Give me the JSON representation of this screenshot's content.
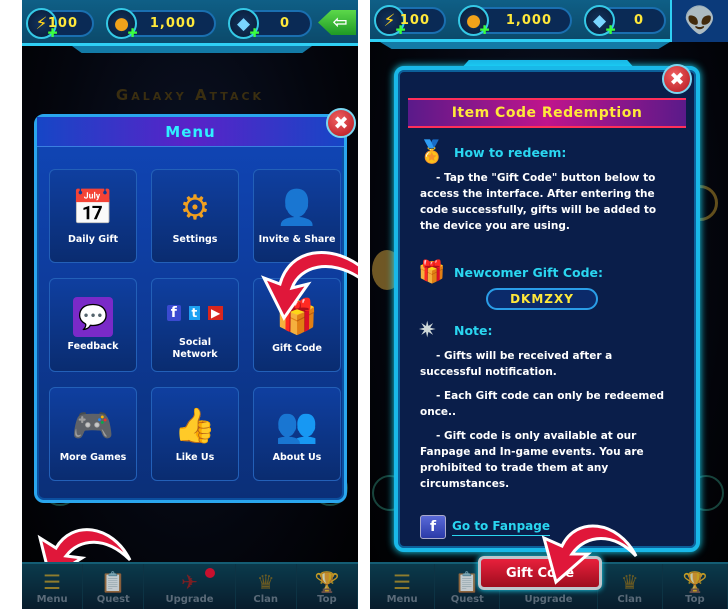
{
  "resources": {
    "energy": {
      "icon": "lightning-icon",
      "value": "100"
    },
    "coins": {
      "icon": "coin-icon",
      "value": "1,000"
    },
    "crystals": {
      "icon": "crystal-icon",
      "value": "0"
    }
  },
  "background_title": "Galaxy Attack",
  "left_screen": {
    "menu_dialog": {
      "title": "Menu",
      "items": [
        {
          "label": "Daily Gift",
          "icon": "calendar-gift-icon"
        },
        {
          "label": "Settings",
          "icon": "gear-icon"
        },
        {
          "label": "Invite & Share",
          "icon": "invite-user-icon"
        },
        {
          "label": "Feedback",
          "icon": "chat-bubbles-icon"
        },
        {
          "label": "Social Network",
          "icon": "social-network-icon"
        },
        {
          "label": "Gift Code",
          "icon": "gift-box-icon"
        },
        {
          "label": "More Games",
          "icon": "gamepad-icon"
        },
        {
          "label": "Like Us",
          "icon": "thumbs-up-icon"
        },
        {
          "label": "About Us",
          "icon": "group-icon"
        }
      ]
    }
  },
  "bottom_nav": [
    {
      "label": "Menu",
      "icon": "hamburger-icon"
    },
    {
      "label": "Quest",
      "icon": "clipboard-check-icon"
    },
    {
      "label": "Upgrade",
      "icon": "spaceship-icon"
    },
    {
      "label": "Clan",
      "icon": "clan-crown-icon"
    },
    {
      "label": "Top",
      "icon": "trophy-icon"
    }
  ],
  "right_screen": {
    "redeem_dialog": {
      "title": "Item Code Redemption",
      "how_to_heading": "How to redeem:",
      "how_to_text": "- Tap the \"Gift Code\" button below to access the interface. After entering the code successfully, gifts will be added to the device you are using.",
      "newcomer_heading": "Newcomer Gift Code:",
      "newcomer_code": "DKMZXY",
      "note_heading": "Note:",
      "notes": [
        "- Gifts will be received after a successful notification.",
        "- Each Gift code can only be redeemed once..",
        "- Gift code is only available at our Fanpage and In-game events. You are prohibited to trade them at any circumstances."
      ],
      "fanpage_link": "Go to Fanpage",
      "gift_code_button": "Gift Code"
    }
  },
  "colors": {
    "accent_cyan": "#2ad6f0",
    "resource_yellow": "#ffe83a",
    "arrow_red": "#e0173a",
    "dialog_blue": "#1046b8"
  }
}
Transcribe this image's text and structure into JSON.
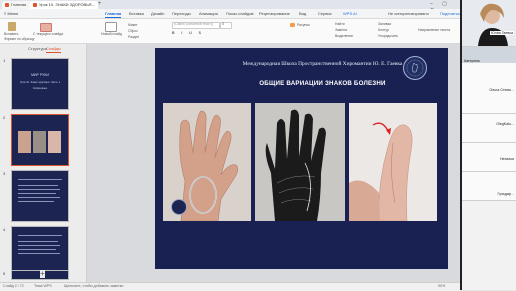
{
  "titlebar": {
    "home_tab": "Главная",
    "doc_tab": "Урок 10. ЗНАКИ ЗДОРОВЬЯ...",
    "new_tab": "+",
    "window_controls": "–  ▢  ✕"
  },
  "menubar": {
    "menu": "≡ Меню",
    "items": [
      "Главная",
      "Вставка",
      "Дизайн",
      "Переходы",
      "Анимация",
      "Показ слайдов",
      "Рецензирование",
      "Вид",
      "Сервис",
      "WPS AI"
    ],
    "active": "Главная",
    "right_status": "Не синхронизировано",
    "share": "Поделиться"
  },
  "ribbon": {
    "paste": "Вставить",
    "format_painter": "Формат по образцу",
    "new_slide": "Новый слайд",
    "from_current": "С текущего слайда",
    "layout": "Макет",
    "reset": "Сброс",
    "section": "Раздел",
    "font_name": "(Calibri (основной текст))",
    "font_size": "0",
    "picture": "Рисунок",
    "draw": "Рисунок",
    "find": "Найти",
    "replace": "Замена",
    "select": "Выделение",
    "arrange": "Упорядочить",
    "fill": "Заливка",
    "outline": "Контур",
    "align_text": "Выровнять текст",
    "direction": "Направление текста"
  },
  "leftpanel": {
    "tab_outline": "Структура",
    "tab_slides": "Слайды",
    "slides": [
      {
        "num": "1",
        "line1": "МИР РУКИ",
        "line2": "Урок 10. Знаки здоровья. Часть 1",
        "line3": "Сифоновые"
      },
      {
        "num": "2"
      },
      {
        "num": "3"
      },
      {
        "num": "4"
      },
      {
        "num": "5"
      }
    ],
    "add_slide": "+"
  },
  "slide": {
    "subtitle": "Международная Школа Пространственной Хиромантии Ю. Е. Гаевка",
    "title": "ОБЩИЕ ВАРИАЦИИ ЗНАКОВ БОЛЕЗНИ"
  },
  "statusbar": {
    "slide_counter": "Слайд 2 / 72",
    "theme": "Тема WPS",
    "notes_placeholder": "Щелкните, чтобы добавить заметки",
    "zoom": "90%"
  },
  "participants": [
    {
      "name": "Юлия Гаевка"
    },
    {
      "name": "Катерина"
    },
    {
      "name": "Ольга Стемо..."
    },
    {
      "name": "OlegKalu..."
    },
    {
      "name": "Наталья"
    },
    {
      "name": "Гульдар..."
    }
  ],
  "colors": {
    "accent": "#1e6bd6",
    "slide_bg": "#182152",
    "selection": "#e0542b"
  }
}
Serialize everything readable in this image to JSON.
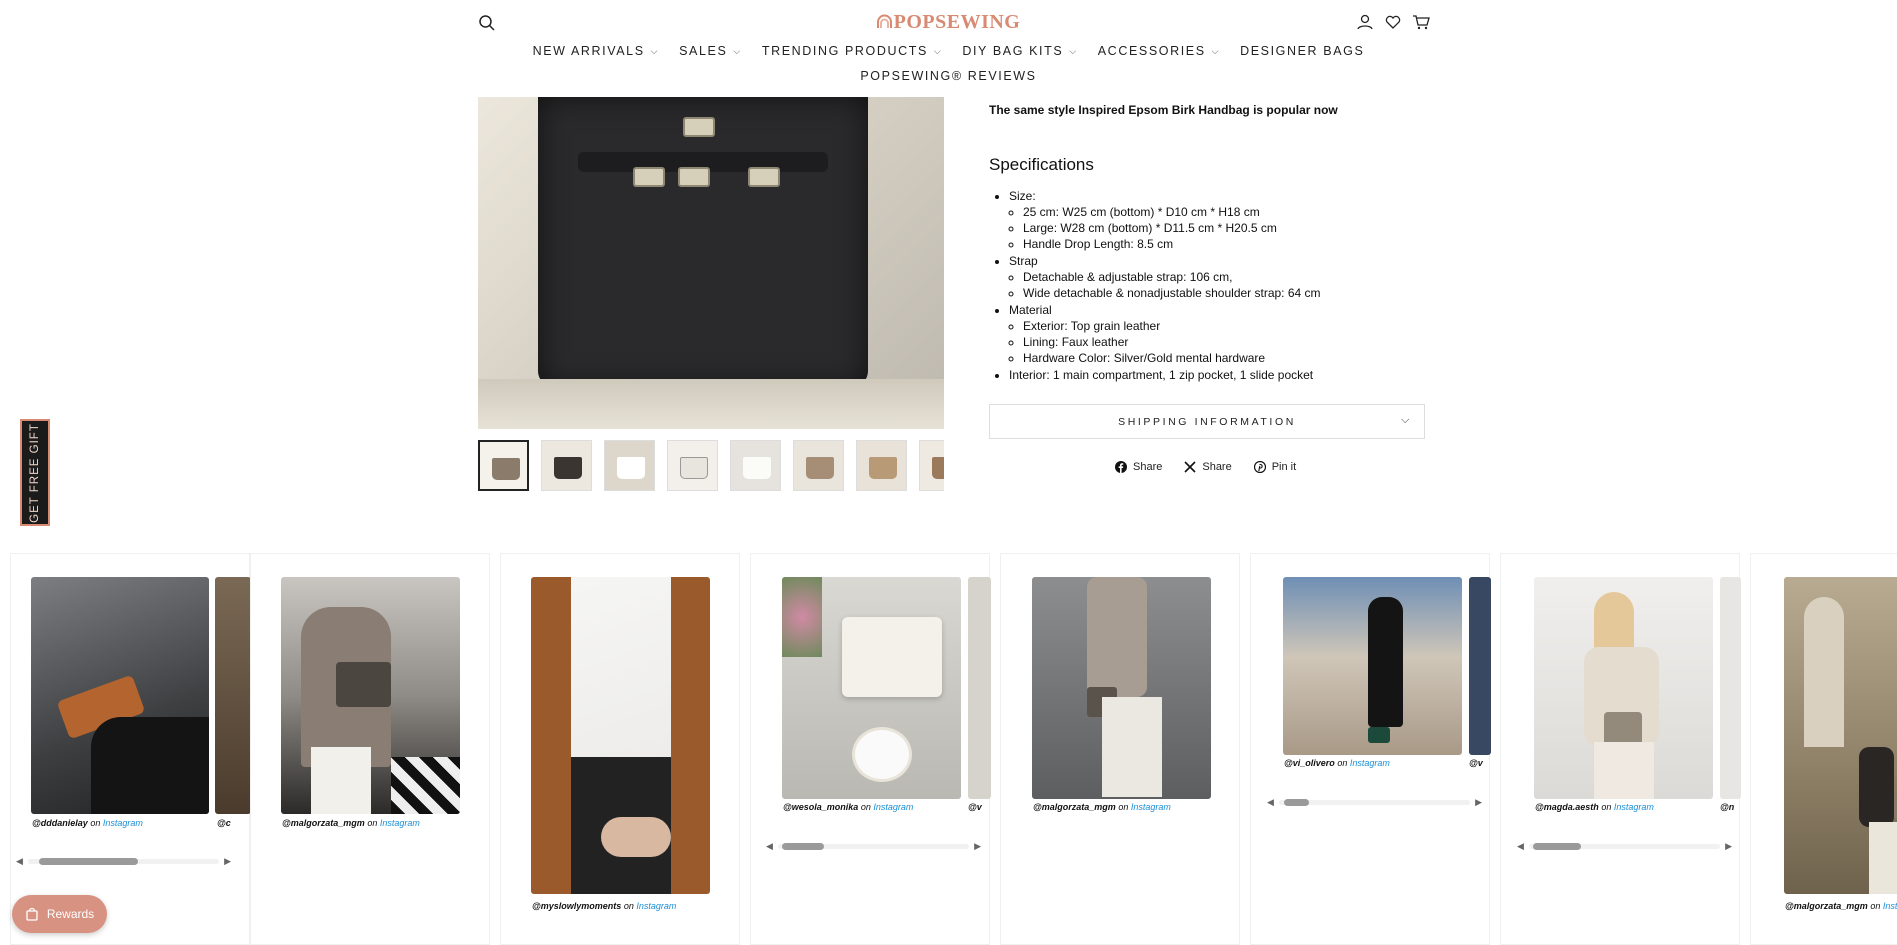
{
  "header": {
    "logo_text": "POPSEWING",
    "icons": [
      "search-icon",
      "account-icon",
      "wishlist-icon",
      "cart-icon"
    ],
    "nav": [
      {
        "label": "NEW ARRIVALS",
        "has_dropdown": true
      },
      {
        "label": "SALES",
        "has_dropdown": true
      },
      {
        "label": "TRENDING PRODUCTS",
        "has_dropdown": true
      },
      {
        "label": "DIY BAG KITS",
        "has_dropdown": true
      },
      {
        "label": "ACCESSORIES",
        "has_dropdown": true
      },
      {
        "label": "DESIGNER BAGS",
        "has_dropdown": false
      }
    ],
    "nav_second_row": "POPSEWING® REVIEWS"
  },
  "product": {
    "tagline": "The same style Inspired Epsom Birk Handbag is popular now",
    "specs_title": "Specifications",
    "specs": {
      "size_label": "Size:",
      "size_items": [
        "25 cm: W25 cm (bottom) * D10 cm * H18 cm",
        "Large: W28 cm (bottom) * D11.5 cm * H20.5 cm",
        "Handle Drop Length: 8.5 cm"
      ],
      "strap_label": "Strap",
      "strap_items": [
        "Detachable & adjustable strap: 106 cm,",
        "Wide detachable & nonadjustable shoulder strap: 64 cm"
      ],
      "material_label": "Material",
      "material_items": [
        "Exterior: Top grain leather",
        "Lining: Faux leather",
        "Hardware Color: Silver/Gold mental hardware"
      ],
      "interior": "Interior: 1 main compartment, 1 zip pocket, 1 slide pocket"
    },
    "shipping_label": "SHIPPING INFORMATION",
    "share": {
      "facebook": "Share",
      "x": "Share",
      "pinterest": "Pin it"
    }
  },
  "gift_tab": "GET FREE GIFT",
  "ugc": [
    {
      "handle": "@dddanielay",
      "peek": "@c"
    },
    {
      "handle": "@malgorzata_mgm",
      "peek": ""
    },
    {
      "handle": "@myslowlymoments",
      "peek": ""
    },
    {
      "handle": "@wesola_monika",
      "peek": "@v"
    },
    {
      "handle": "@malgorzata_mgm",
      "peek": ""
    },
    {
      "handle": "@vi_olivero",
      "peek": "@v"
    },
    {
      "handle": "@magda.aesth",
      "peek": "@n"
    },
    {
      "handle": "@malgorzata_mgm",
      "peek": ""
    }
  ],
  "ugc_on": "on",
  "ugc_source": "Instagram",
  "rewards_label": "Rewards",
  "colors": {
    "brand": "#d88a73",
    "link": "#1b8fd6",
    "rewards_bg": "#d89282"
  }
}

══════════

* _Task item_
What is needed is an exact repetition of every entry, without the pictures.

* _Reply_
Give me the JSON representation of this screenshot's content.
{
  "resources": {
    "energy": {
      "icon": "lightning-icon",
      "value": "100"
    },
    "coins": {
      "icon": "coin-icon",
      "value": "1,000"
    },
    "crystals": {
      "icon": "crystal-icon",
      "value": "0"
    }
  },
  "background_title": "Galaxy Attack",
  "left_screen": {
    "menu_dialog": {
      "title": "Menu",
      "items": [
        {
          "label": "Daily Gift",
          "icon": "calendar-gift-icon"
        },
        {
          "label": "Settings",
          "icon": "gear-icon"
        },
        {
          "label": "Invite & Share",
          "icon": "invite-user-icon"
        },
        {
          "label": "Feedback",
          "icon": "chat-bubbles-icon"
        },
        {
          "label": "Social Network",
          "icon": "social-network-icon"
        },
        {
          "label": "Gift Code",
          "icon": "gift-box-icon"
        },
        {
          "label": "More Games",
          "icon": "gamepad-icon"
        },
        {
          "label": "Like Us",
          "icon": "thumbs-up-icon"
        },
        {
          "label": "About Us",
          "icon": "group-icon"
        }
      ]
    }
  },
  "bottom_nav": [
    {
      "label": "Menu",
      "icon": "hamburger-icon"
    },
    {
      "label": "Quest",
      "icon": "clipboard-check-icon"
    },
    {
      "label": "Upgrade",
      "icon": "spaceship-icon"
    },
    {
      "label": "Clan",
      "icon": "clan-crown-icon"
    },
    {
      "label": "Top",
      "icon": "trophy-icon"
    }
  ],
  "right_screen": {
    "redeem_dialog": {
      "title": "Item Code Redemption",
      "how_to_heading": "How to redeem:",
      "how_to_text": "- Tap the \"Gift Code\" button below to access the interface. After entering the code successfully, gifts will be added to the device you are using.",
      "newcomer_heading": "Newcomer Gift Code:",
      "newcomer_code": "DKMZXY",
      "note_heading": "Note:",
      "notes": [
        "- Gifts will be received after a successful notification.",
        "- Each Gift code can only be redeemed once..",
        "- Gift code is only available at our Fanpage and In-game events. You are prohibited to trade them at any circumstances."
      ],
      "fanpage_link": "Go to Fanpage",
      "gift_code_button": "Gift Code"
    }
  },
  "colors": {
    "accent_cyan": "#2ad6f0",
    "resource_yellow": "#ffe83a",
    "arrow_red": "#e0173a",
    "dialog_blue": "#1046b8"
  }
}
Transcribe this image's text and structure into JSON.
{
  "titlebar": {
    "home_tab": "Главная",
    "doc_tab": "Урок 10. ЗНАКИ ЗДОРОВЬЯ...",
    "new_tab": "+",
    "window_controls": "–  ▢  ✕"
  },
  "menubar": {
    "menu": "≡ Меню",
    "items": [
      "Главная",
      "Вставка",
      "Дизайн",
      "Переходы",
      "Анимация",
      "Показ слайдов",
      "Рецензирование",
      "Вид",
      "Сервис",
      "WPS AI"
    ],
    "active": "Главная",
    "right_status": "Не синхронизировано",
    "share": "Поделиться"
  },
  "ribbon": {
    "paste": "Вставить",
    "format_painter": "Формат по образцу",
    "new_slide": "Новый слайд",
    "from_current": "С текущего слайда",
    "layout": "Макет",
    "reset": "Сброс",
    "section": "Раздел",
    "font_name": "(Calibri (основной текст))",
    "font_size": "0",
    "picture": "Рисунок",
    "draw": "Рисунок",
    "find": "Найти",
    "replace": "Замена",
    "select": "Выделение",
    "arrange": "Упорядочить",
    "fill": "Заливка",
    "outline": "Контур",
    "align_text": "Выровнять текст",
    "direction": "Направление текста"
  },
  "leftpanel": {
    "tab_outline": "Структура",
    "tab_slides": "Слайды",
    "slides": [
      {
        "num": "1",
        "line1": "МИР РУКИ",
        "line2": "Урок 10. Знаки здоровья. Часть 1",
        "line3": "Сифоновые"
      },
      {
        "num": "2"
      },
      {
        "num": "3"
      },
      {
        "num": "4"
      },
      {
        "num": "5"
      }
    ],
    "add_slide": "+"
  },
  "slide": {
    "subtitle": "Международная Школа Пространственной Хиромантии Ю. Е. Гаевка",
    "title": "ОБЩИЕ ВАРИАЦИИ ЗНАКОВ БОЛЕЗНИ"
  },
  "statusbar": {
    "slide_counter": "Слайд 2 / 72",
    "theme": "Тема WPS",
    "notes_placeholder": "Щелкните, чтобы добавить заметки",
    "zoom": "90%"
  },
  "participants": [
    {
      "name": "Юлия Гаевка"
    },
    {
      "name": "Катерина"
    },
    {
      "name": "Ольга Стемо..."
    },
    {
      "name": "OlegKalu..."
    },
    {
      "name": "Наталья"
    },
    {
      "name": "Гульдар..."
    }
  ],
  "colors": {
    "accent": "#1e6bd6",
    "slide_bg": "#182152",
    "selection": "#e0542b"
  }
}
Serialize everything readable in this image to JSON.
{
  "header": {
    "logo_text": "POPSEWING",
    "icons": [
      "search-icon",
      "account-icon",
      "wishlist-icon",
      "cart-icon"
    ],
    "nav": [
      {
        "label": "NEW ARRIVALS",
        "has_dropdown": true
      },
      {
        "label": "SALES",
        "has_dropdown": true
      },
      {
        "label": "TRENDING PRODUCTS",
        "has_dropdown": true
      },
      {
        "label": "DIY BAG KITS",
        "has_dropdown": true
      },
      {
        "label": "ACCESSORIES",
        "has_dropdown": true
      },
      {
        "label": "DESIGNER BAGS",
        "has_dropdown": false
      }
    ],
    "nav_second_row": "POPSEWING® REVIEWS"
  },
  "product": {
    "tagline": "The same style Inspired Epsom Birk Handbag is popular now",
    "specs_title": "Specifications",
    "specs": {
      "size_label": "Size:",
      "size_items": [
        "25 cm: W25 cm (bottom) * D10 cm * H18 cm",
        "Large: W28 cm (bottom) * D11.5 cm * H20.5 cm",
        "Handle Drop Length: 8.5 cm"
      ],
      "strap_label": "Strap",
      "strap_items": [
        "Detachable & adjustable strap: 106 cm,",
        "Wide detachable & nonadjustable shoulder strap: 64 cm"
      ],
      "material_label": "Material",
      "material_items": [
        "Exterior: Top grain leather",
        "Lining: Faux leather",
        "Hardware Color: Silver/Gold mental hardware"
      ],
      "interior": "Interior: 1 main compartment, 1 zip pocket, 1 slide pocket"
    },
    "shipping_label": "SHIPPING INFORMATION",
    "share": {
      "facebook": "Share",
      "x": "Share",
      "pinterest": "Pin it"
    }
  },
  "gift_tab": "GET FREE GIFT",
  "ugc": [
    {
      "handle": "@dddanielay",
      "peek": "@c"
    },
    {
      "handle": "@malgorzata_mgm",
      "peek": ""
    },
    {
      "handle": "@myslowlymoments",
      "peek": ""
    },
    {
      "handle": "@wesola_monika",
      "peek": "@v"
    },
    {
      "handle": "@malgorzata_mgm",
      "peek": ""
    },
    {
      "handle": "@vi_olivero",
      "peek": "@v"
    },
    {
      "handle": "@magda.aesth",
      "peek": "@n"
    },
    {
      "handle": "@malgorzata_mgm",
      "peek": ""
    }
  ],
  "ugc_on": "on",
  "ugc_source": "Instagram",
  "rewards_label": "Rewards",
  "colors": {
    "brand": "#d88a73",
    "link": "#1b8fd6",
    "rewards_bg": "#d89282"
  }
}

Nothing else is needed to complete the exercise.